EXERCISE REQUIREMENTS - Go through the listing below. Copy each line that has the string "username".

DATA FOR ANALYSIS -
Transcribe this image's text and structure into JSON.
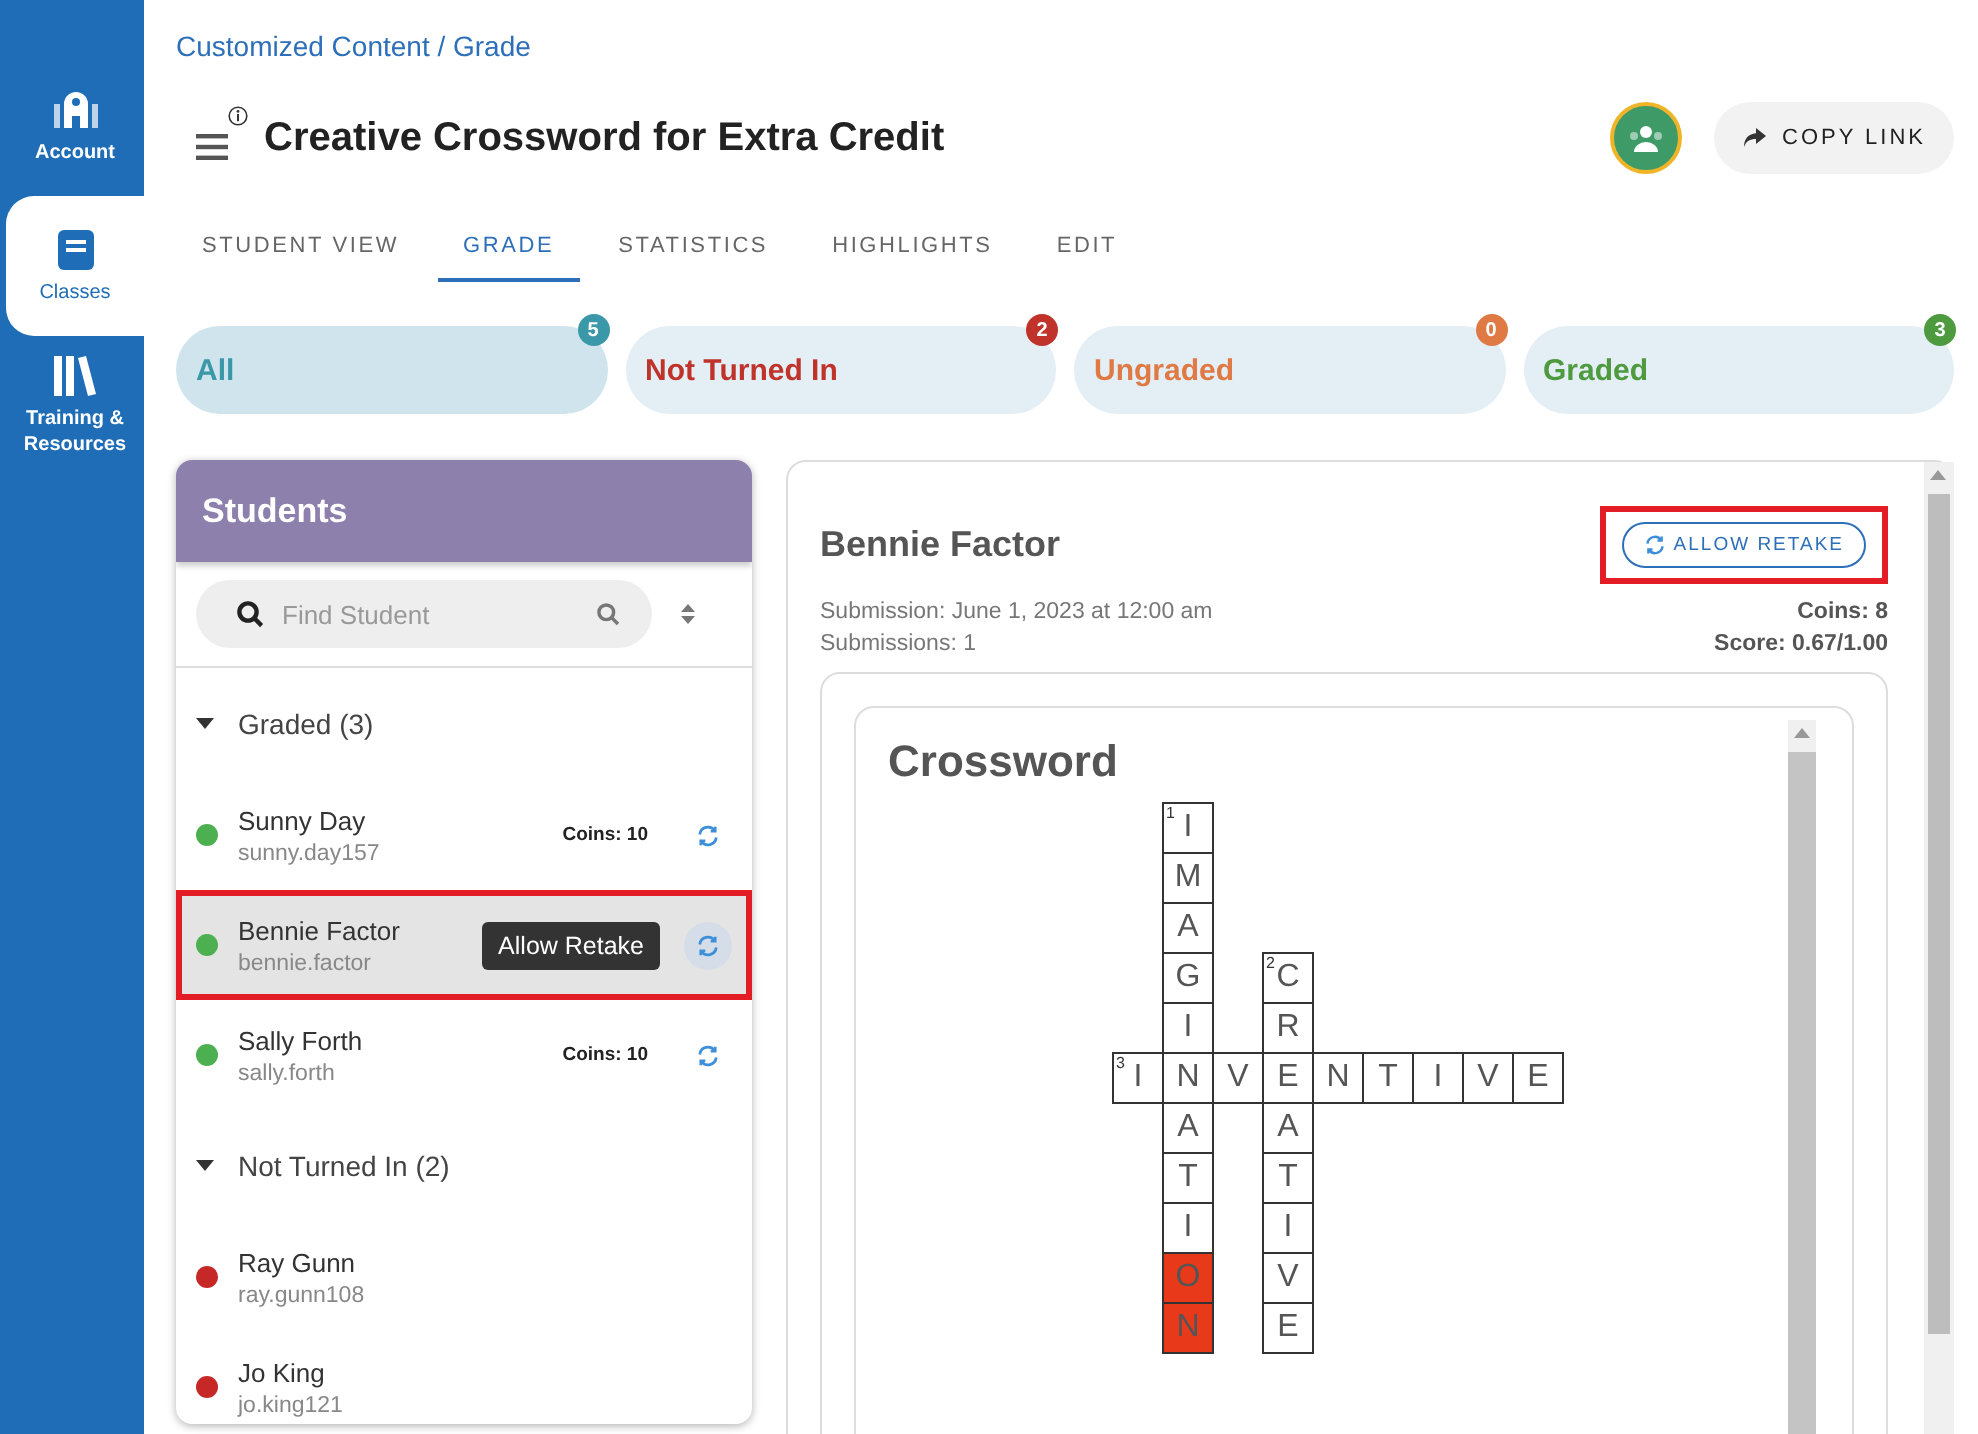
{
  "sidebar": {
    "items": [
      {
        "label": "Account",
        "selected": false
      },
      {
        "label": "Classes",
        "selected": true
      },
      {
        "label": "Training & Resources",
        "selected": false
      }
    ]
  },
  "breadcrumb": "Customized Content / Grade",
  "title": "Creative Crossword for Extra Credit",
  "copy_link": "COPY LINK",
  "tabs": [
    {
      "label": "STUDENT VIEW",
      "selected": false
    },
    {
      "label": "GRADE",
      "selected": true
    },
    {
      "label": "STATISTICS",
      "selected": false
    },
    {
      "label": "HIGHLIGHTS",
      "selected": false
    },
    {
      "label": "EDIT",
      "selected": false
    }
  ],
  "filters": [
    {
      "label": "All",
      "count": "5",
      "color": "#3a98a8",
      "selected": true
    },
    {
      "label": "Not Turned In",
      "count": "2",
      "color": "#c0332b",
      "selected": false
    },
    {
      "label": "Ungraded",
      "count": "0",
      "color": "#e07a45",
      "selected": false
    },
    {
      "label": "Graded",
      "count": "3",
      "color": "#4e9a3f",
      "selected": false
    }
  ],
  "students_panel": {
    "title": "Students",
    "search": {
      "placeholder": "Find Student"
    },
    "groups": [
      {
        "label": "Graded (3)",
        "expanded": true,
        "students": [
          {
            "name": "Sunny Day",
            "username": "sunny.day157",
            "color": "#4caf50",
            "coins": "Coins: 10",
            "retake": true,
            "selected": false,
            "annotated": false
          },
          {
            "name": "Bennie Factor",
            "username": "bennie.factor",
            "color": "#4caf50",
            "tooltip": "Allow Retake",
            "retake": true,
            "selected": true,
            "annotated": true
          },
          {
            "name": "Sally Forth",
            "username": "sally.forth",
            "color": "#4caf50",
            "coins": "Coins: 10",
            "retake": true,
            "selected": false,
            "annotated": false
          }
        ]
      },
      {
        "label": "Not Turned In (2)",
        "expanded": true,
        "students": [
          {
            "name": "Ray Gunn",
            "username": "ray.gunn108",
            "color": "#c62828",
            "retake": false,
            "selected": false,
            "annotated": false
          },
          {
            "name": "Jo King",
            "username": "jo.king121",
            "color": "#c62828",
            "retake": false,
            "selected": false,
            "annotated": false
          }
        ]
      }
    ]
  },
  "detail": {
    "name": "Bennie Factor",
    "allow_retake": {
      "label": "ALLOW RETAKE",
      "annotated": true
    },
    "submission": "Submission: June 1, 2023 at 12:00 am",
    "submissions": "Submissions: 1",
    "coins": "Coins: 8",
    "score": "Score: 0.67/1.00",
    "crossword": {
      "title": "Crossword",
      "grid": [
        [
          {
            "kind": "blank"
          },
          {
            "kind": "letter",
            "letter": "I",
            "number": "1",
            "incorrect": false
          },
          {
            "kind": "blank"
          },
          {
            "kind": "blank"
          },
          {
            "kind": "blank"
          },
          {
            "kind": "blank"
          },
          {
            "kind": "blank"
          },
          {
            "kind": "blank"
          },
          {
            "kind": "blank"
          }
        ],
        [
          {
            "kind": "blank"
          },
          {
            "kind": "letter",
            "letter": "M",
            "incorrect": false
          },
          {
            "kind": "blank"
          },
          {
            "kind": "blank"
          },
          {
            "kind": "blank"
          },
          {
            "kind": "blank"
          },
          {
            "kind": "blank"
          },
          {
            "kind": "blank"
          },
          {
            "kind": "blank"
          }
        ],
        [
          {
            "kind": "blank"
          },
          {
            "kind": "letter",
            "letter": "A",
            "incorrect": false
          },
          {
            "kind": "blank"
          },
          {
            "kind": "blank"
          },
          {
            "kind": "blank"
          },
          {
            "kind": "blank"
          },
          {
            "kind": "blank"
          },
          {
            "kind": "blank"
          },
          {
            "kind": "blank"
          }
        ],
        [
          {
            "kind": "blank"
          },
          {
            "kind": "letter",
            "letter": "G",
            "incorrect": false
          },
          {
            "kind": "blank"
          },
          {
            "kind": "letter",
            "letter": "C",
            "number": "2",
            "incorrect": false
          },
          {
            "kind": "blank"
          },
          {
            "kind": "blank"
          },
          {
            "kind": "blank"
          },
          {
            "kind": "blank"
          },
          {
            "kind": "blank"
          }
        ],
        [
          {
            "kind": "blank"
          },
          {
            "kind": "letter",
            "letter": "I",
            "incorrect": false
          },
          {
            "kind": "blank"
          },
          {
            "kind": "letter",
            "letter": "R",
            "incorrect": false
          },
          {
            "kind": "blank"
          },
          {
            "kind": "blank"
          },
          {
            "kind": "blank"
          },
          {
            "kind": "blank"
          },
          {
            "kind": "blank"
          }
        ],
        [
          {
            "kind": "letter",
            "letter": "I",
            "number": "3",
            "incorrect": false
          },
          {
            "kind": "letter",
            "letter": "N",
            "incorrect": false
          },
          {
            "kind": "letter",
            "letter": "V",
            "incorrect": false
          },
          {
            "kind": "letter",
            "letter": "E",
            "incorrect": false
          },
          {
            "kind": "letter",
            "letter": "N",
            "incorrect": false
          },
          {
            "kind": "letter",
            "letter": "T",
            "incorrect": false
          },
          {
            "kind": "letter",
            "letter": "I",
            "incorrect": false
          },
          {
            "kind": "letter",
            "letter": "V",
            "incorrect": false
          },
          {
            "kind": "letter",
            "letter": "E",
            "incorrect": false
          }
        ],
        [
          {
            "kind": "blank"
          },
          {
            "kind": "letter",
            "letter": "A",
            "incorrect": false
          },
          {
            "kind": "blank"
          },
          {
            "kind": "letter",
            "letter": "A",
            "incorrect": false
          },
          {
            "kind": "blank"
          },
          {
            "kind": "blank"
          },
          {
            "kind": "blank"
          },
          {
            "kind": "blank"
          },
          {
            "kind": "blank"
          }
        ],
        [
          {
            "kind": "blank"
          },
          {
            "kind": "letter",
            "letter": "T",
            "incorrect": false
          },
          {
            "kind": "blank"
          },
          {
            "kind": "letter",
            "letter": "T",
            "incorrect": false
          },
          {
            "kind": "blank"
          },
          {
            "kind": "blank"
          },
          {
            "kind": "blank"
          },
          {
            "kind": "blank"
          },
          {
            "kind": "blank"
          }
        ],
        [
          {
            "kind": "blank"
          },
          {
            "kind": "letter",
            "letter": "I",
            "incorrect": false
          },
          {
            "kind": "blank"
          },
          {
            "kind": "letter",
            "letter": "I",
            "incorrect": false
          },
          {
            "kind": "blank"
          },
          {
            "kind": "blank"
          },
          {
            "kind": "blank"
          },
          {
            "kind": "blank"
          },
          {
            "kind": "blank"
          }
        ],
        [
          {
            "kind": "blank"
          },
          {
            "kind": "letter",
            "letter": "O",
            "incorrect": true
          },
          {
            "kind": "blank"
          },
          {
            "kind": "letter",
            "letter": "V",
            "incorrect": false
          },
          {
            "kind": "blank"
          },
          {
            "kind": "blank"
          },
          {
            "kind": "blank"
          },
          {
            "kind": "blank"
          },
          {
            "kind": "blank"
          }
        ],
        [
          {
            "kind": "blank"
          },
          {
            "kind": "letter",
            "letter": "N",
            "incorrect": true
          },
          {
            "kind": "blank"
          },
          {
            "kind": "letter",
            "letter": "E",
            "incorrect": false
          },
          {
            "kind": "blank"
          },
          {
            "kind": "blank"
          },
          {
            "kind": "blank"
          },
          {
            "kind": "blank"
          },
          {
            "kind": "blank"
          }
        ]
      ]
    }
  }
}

ANSWER SPACE -
            "username": "sunny.day157",
            "username": "bennie.factor",
            "username": "sally.forth",
            "username": "ray.gunn108",
            "username": "jo.king121",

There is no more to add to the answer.